Explore Humanities Projects on Campus
Students enrolled in classes with Public Humanities Laboratory will see firsthand how skills they are developing in the class can be mobilized and tested in productive new ways outside the classroom.
Projects may involve any and all of the following as students engage in work of tangible importance to their own intellectual development:
- Mining Library Special Collections to create an exhibit or workshop about local history.
- Collecting oral histories about immigration to Vermont.
- Working with local museums to explore unexamined archives or create new archives.
- Learning from journalists how to craft op-eds on issues of local and national importance.

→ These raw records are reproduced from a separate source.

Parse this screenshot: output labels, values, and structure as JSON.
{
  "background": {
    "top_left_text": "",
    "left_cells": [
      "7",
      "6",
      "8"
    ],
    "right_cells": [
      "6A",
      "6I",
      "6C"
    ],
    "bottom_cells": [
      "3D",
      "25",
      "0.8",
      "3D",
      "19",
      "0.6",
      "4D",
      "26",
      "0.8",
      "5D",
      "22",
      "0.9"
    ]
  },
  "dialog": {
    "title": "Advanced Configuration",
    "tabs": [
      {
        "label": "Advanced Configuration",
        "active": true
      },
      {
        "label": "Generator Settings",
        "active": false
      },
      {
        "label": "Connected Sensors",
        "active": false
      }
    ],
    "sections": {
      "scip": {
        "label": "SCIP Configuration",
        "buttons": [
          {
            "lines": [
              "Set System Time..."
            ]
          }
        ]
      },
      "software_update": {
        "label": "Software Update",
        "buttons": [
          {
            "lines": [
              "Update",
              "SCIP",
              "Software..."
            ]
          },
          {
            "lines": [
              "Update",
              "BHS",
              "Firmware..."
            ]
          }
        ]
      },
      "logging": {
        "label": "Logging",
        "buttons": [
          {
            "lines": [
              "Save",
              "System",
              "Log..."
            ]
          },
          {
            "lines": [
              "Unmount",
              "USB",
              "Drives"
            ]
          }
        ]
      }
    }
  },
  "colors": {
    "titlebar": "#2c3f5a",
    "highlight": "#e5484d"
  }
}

From 2021 to 2024, the Public Humanities Labs Initiative at Middlebury College will operate with the help of a grant from the Davis Educational Foundation established by Stanton and Elisabeth Davis after Mr. Davis’s retirement as chairman of Shaw’s Supermarkets, Inc.
If you’re interested in teaching a Public Humanities Lab course, or simply learning more about this program, please contact contact Ian Barrow.
- Rebecca Bennette: FYSE 1045 History, Representation, and the Graphic Novel
- Laurie Essig: GSFS 0225 Making Feminist Media
- James Fitzsimmons: FYSE 1064 The Artistry of the Maya Scribe
- Rachael Joo: AMST 0380 The Immigrant Memoir
- Adi Livny: INTD 0224 Town & Gown Middlebury History
- Bettina Matthias: GRMN 0285 Weimar Germany Revisited (in English)
- Otilia Milutin: JAPN 0290 The Tale of Genji (in English)
- Rebecca Mitchell: HIST 0465 Nuclear Cold War
- Stefano Mula: ITAL 0375 Italy Today: From the Margins to the Center
- Linda White: JAPN 0285 Sustainable Japan: Nature, Culture, and Env. (in English)
- Holly Allen: AMST 0109 U.S. Origin Stories
- Eliza Garrison: FYSE 1032 Bayeux Tapestry
- Markus Gerke: SOCI 0218 Sociology of Sport
- Rebecca Mitchell: HIST 0313 Revolutionary Russia
- Marybeth Nevins ANTH 0225 Native North America
- John Spackman: PHIL 0354 Philosophy of Language
- Carly Thomsen: GSFS 0329 Politics of Reproduction
- Catharine Wright: GSFS 0291 Feminist Joy
- Ellery Foutch: AMST 0314 Vermont Collaborations Public Humanities Lab
- Genie Giaimo: FYSE 1004 Meaningful Writing
- Elsa Mendoza: FYSE 1001 Baseball, Society & US History
- Marybeth Nevins: ANTH 0125 Language Structure & Function
- Sarah Rogers: HARC 0374 WWI: Art and Photography
- Linsey Sainte-Claire: FREN 0330 Education in the Caribbean
- Erin Sassin: HARC 0364 State of Emergency/Aftermaths
- James Davis: RELI 293 Ethics in Health Care
- Hemangini Gupta: GSFS 308 Gender, Technology & Future
- Rebecca Mitchell: HIST 465 Nuclear Cold War: Americans, Soviets and the Fate of the World
- Katy Smith-Abbott: HARC 356 Awe
- Carly Thomsen: GSFS 289 Introduction to Queer Critique
- Catharine Wright: GSFS 290 Feminist Joy
- Genie Giaimo: WRPR 1008 The Art and Science of the Interview
- Lana Povitz: HIST 1028 Practicing Oral History
- Dima Ayoub: ARBC 241 Blackness and the Arab Imaginary
- Justin Doran: RELI 271 Death in Latin America
- Heidi Grasswick: PHIL 214 Science and Society
- Will Nash: AMST/ENAM/BLST 358 Reading Slavery and Abolition
- Sarah Rogers: HARC 243 Art and Protest
- Erin Sassin: HARC 339 Home: The Why Behind the Way We Live
- Shawna Shapiro: FYSE 1405 Language and Social Justice
- James Davis: RELI 293 Health Care Ethics
- Ellery Foutch: AMST 314 Vermont Collaborations: Public Humanities Lab
- Eliza Garrison: HARC 257 The Bayeux Tapestry: Models, Contexts, and Afterlives
- Genie Giaimo: WRPR 212 Issues and Methods in Tutoring Writing
- Hemangini Gupta: GSFS 308 Gender, Technology and the Future
- Jamie McCallum: SOCI 405 Pandemic Sociology
- Will Nash: AMST 259 Re-Presenting Slavery
- Marybeth Nevins: ANTH 395 Environmental Communication: Conflicts over Renewable Energy in Vermont
- Rebecca Tiger: SOCI 288 Deviance and Social Control
- Hector Vila: WRPR/ENVS 210 Social Class and the Environment